Site Plans and Maps

One of the most important aspects of our work is to ensure that all of the relevant information is presented on a detailed Site Plan.

We usually collate this information in AutoCad® in a series of overlying layers added to a purchased O.S. or other appropriate base map. These layers can be switched on and off to show specific features and spatial relationships between particular items of interest.

We use this to create pdfs of site plans for our reports.  We also provide our clients with the final .dwg file which contains all the available information and can be used and updated as the site changes.

  • Main buildings
  • Sheds, huts and temporary structures
  • External storage tanks, bunds and vessels, pumps and pipework
  • Working drain systems and associated manholes.

The information on a typical site plan for a chemical factory usually includes:
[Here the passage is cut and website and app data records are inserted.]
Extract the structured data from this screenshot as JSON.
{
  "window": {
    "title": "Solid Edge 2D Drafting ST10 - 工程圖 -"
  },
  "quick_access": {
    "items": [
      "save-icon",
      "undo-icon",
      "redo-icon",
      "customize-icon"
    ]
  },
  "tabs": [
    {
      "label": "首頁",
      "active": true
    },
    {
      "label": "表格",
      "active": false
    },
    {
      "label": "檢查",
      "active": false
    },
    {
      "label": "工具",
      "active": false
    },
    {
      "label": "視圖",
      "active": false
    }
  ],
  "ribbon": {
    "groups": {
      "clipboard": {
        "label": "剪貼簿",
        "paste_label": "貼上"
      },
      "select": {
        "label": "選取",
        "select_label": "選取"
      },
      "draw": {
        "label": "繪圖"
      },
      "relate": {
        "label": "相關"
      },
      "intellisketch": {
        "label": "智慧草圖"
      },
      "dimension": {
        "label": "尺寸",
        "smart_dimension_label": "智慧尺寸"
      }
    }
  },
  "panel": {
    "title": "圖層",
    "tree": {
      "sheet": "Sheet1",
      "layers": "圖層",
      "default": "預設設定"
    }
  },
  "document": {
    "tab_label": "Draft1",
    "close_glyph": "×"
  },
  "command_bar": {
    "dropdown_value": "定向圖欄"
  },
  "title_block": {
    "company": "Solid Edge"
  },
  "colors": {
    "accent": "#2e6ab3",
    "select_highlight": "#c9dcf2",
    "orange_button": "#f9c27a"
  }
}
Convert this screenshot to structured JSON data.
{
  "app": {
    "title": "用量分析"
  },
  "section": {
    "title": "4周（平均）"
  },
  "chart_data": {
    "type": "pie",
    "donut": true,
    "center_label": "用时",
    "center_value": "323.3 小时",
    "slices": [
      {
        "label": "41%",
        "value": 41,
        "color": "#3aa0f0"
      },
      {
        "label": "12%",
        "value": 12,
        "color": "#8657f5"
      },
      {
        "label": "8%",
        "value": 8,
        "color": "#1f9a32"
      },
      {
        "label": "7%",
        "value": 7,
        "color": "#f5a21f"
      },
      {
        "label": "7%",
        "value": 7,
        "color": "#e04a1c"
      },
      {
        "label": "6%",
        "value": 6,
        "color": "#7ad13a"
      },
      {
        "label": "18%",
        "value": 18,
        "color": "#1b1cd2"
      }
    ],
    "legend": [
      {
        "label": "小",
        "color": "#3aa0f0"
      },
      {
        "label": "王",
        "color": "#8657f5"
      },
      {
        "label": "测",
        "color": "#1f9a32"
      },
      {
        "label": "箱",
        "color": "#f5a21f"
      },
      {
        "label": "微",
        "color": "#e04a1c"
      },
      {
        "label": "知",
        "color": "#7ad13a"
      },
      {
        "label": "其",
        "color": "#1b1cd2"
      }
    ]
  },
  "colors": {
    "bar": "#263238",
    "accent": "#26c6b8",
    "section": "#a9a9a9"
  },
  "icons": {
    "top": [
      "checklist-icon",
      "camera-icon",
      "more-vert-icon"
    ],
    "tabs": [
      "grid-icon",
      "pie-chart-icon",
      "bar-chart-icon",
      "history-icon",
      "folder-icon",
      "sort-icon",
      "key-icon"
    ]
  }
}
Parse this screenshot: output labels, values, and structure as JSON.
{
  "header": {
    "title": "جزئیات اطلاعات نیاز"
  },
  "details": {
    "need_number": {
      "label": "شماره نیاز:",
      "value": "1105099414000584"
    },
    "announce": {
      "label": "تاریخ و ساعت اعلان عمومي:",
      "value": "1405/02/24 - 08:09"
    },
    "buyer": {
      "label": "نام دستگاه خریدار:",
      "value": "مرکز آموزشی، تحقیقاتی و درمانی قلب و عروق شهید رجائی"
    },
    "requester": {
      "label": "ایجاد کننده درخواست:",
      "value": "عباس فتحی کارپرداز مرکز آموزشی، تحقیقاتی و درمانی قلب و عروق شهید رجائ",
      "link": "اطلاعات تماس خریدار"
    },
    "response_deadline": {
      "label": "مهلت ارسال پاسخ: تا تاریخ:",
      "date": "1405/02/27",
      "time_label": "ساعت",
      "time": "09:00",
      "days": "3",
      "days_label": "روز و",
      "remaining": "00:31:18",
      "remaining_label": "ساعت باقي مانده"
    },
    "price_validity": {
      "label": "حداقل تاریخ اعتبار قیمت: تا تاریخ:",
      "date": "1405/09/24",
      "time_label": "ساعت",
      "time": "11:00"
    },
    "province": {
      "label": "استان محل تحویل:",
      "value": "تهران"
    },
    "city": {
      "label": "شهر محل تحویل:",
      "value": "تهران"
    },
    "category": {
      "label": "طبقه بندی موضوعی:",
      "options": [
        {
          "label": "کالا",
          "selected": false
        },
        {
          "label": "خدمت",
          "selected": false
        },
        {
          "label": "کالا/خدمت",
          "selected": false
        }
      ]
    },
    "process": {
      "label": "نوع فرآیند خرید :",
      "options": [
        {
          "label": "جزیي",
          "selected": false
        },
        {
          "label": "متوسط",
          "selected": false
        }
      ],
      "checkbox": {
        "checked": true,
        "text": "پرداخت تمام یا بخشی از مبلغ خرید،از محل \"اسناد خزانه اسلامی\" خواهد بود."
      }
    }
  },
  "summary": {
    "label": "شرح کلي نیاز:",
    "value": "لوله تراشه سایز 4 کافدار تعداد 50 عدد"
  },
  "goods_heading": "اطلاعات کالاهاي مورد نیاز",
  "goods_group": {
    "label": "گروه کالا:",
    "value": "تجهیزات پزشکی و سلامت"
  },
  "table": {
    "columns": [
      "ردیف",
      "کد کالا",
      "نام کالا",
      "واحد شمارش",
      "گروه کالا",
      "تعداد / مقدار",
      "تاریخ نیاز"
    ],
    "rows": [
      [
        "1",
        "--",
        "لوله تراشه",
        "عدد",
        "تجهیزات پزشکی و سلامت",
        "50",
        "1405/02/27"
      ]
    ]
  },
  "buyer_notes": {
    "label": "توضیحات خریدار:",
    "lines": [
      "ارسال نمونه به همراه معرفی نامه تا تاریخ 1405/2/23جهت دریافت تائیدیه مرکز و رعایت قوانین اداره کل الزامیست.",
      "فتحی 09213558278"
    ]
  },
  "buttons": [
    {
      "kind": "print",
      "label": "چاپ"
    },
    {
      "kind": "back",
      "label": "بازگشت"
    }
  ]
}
If any of this information is missing, or incomplete, we do our best to acquire it. For example, we have spent many happy hours on site working with site staff to trace the routes of drains and other pipework including discharging and following firewater or fluorescent dyed water through a drainage system.

Depending on the project, extra information may also need to be added to the main site plan, including:

  • Buried and overhead services and equipment, such as electricity, gas, telecoms, fibre optic cables, security cameras and alarm cabling
  • Buried and overhead pipework such as townswater, fuel oil, chemical pipework
  • Gullies, sumps and grates leading to surface water or effluent drains
  • Sumps and catch-pits not connected to drainage systems (e.g. at tanker offloading areas)
  • Storage tanks, vessels, pumps and pipework inside buildings
  • Buried storage tanks
  • Ancillary equipment such as air compressors, welding equipment, etc.
  • Areas of open land and their types, e.g. vegetation, gravel, coarse gravel, etc.
  • Areas of sealed land and their types, e.g. concrete, tarmac
  • Spot heights and contours
  • Land slope direction markers
  • Soil and geology information, e.g. faulting, surface geology or soil type
  • Soil, groundwater and surface water sampling locations
  • Direction of groundwater flow
  • Information on surrounding environment e.g. location of neighbouring streams including direction of flow, any vulnerable open land which the site could affect.

Site plans and smaller scale maps covering a larger area are also a very useful way to display the results of modelling, such as:

  • Overpressure radii from theoretical explosions (Vapour Cloud Explosions, Tank Headspace Explosions)
  • Radiant heat limits from theoretical pool fires or BLEVE
  • Extent, location and dimensions of predicted overflows to land or to nearby waters, or offsite via roadways
  • Location of potential releases to open land, and potential groundwater plumes.

If you need help with Environmental Site Plans, contact Janet on 01422 24 22 22 or email Janet.